> **Assignment**
Once every line in the data below has been checked for "Diary", give the number of lines that hold it, and only that.

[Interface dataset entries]
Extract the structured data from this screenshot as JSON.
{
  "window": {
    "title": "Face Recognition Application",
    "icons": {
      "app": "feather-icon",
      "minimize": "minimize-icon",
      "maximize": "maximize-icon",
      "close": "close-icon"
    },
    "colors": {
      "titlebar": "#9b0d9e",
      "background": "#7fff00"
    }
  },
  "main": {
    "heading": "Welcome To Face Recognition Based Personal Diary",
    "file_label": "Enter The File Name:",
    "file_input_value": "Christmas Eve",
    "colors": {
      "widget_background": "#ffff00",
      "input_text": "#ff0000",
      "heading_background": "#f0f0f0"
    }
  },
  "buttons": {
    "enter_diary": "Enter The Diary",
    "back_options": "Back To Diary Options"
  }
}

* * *

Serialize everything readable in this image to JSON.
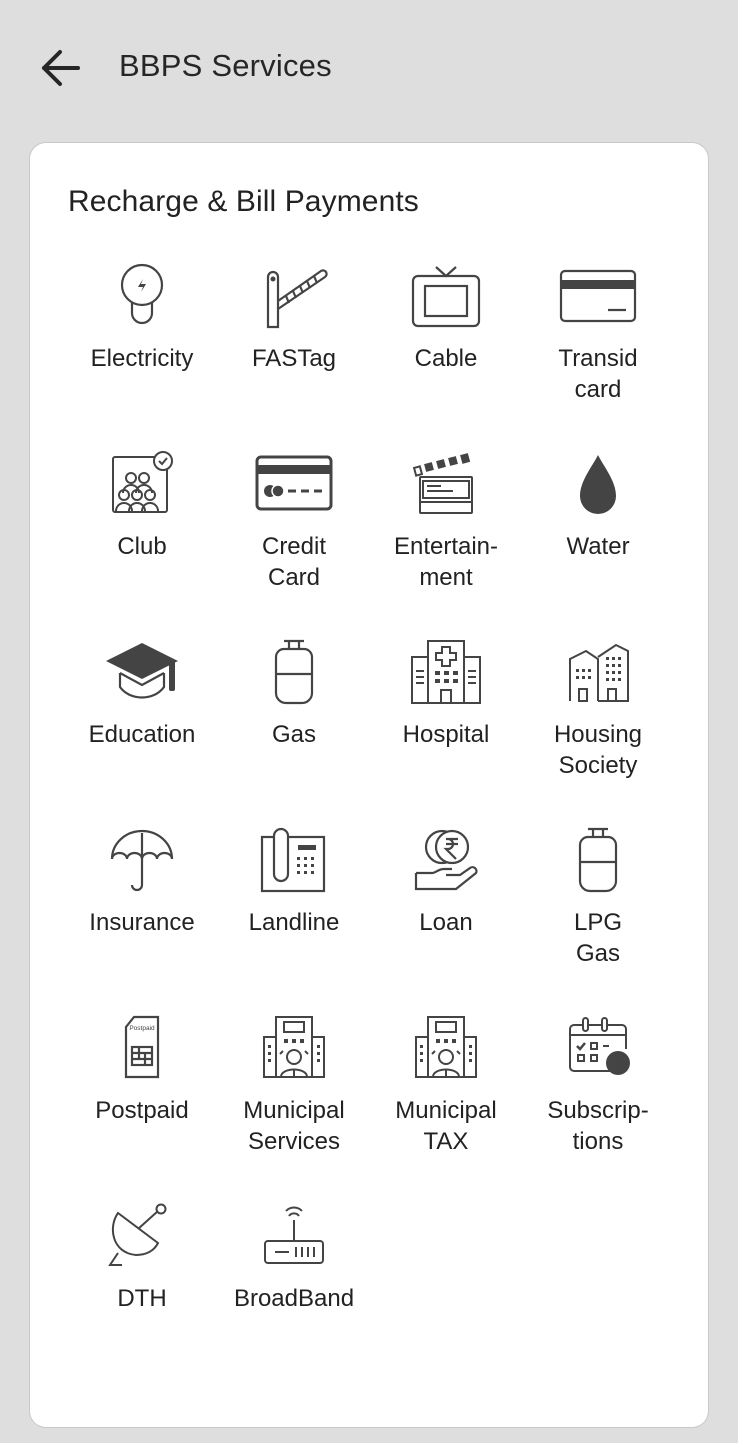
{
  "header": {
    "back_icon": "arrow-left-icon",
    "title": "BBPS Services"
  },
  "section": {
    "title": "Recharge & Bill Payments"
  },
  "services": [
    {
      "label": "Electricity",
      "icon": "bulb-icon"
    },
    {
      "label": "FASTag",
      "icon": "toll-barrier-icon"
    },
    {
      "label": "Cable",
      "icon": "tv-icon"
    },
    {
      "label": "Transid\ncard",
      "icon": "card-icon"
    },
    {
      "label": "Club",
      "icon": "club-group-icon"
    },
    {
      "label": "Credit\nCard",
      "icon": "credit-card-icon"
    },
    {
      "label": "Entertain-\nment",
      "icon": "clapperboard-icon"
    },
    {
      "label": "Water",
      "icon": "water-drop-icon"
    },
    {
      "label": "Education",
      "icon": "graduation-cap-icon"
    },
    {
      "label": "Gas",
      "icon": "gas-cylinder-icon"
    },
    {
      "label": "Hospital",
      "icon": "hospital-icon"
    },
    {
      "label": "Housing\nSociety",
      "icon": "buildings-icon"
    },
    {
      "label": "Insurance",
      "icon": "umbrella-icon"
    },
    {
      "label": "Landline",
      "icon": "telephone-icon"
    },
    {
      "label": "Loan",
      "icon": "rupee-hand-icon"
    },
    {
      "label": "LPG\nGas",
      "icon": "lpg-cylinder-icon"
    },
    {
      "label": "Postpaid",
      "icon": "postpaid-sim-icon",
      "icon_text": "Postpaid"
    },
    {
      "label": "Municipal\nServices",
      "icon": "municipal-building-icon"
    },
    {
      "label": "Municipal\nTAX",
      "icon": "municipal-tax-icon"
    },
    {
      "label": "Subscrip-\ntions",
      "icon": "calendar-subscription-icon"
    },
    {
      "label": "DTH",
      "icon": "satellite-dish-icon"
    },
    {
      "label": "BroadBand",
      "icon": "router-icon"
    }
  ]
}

> **Exercise output**
3